(Data in this exercise Opens)
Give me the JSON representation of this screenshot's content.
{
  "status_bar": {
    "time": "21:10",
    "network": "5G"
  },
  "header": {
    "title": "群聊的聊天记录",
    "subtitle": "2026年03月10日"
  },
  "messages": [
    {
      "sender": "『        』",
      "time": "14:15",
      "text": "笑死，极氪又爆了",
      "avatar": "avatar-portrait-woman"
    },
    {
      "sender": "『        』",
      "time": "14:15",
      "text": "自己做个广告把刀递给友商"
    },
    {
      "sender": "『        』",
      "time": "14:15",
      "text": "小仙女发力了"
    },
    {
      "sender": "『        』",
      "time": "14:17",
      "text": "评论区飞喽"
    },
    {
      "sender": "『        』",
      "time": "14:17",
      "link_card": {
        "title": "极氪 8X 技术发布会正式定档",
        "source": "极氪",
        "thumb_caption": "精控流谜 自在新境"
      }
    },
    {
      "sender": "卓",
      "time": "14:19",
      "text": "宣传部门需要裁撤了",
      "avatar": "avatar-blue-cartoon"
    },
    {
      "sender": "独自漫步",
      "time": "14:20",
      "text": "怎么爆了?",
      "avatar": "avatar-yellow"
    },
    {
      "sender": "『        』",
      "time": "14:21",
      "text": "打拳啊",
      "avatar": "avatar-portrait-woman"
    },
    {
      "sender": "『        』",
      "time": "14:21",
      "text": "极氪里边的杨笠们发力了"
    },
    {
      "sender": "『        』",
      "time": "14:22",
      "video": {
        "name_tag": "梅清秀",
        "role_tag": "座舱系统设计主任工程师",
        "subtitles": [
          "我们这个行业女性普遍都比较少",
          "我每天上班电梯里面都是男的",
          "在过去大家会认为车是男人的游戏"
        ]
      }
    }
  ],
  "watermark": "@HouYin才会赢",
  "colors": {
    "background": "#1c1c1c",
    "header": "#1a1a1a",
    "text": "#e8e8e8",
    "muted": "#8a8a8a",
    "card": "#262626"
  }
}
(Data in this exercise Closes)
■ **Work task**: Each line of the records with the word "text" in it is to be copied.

■ **Solution below**:
      "text": "笑死，极氪又爆了",
      "text": "自己做个广告把刀递给友商"
      "text": "小仙女发力了"
      "text": "评论区飞喽"
      "text": "宣传部门需要裁撤了",
      "text": "怎么爆了?",
      "text": "打拳啊",
      "text": "极氪里边的杨笠们发力了"
    "text": "#e8e8e8",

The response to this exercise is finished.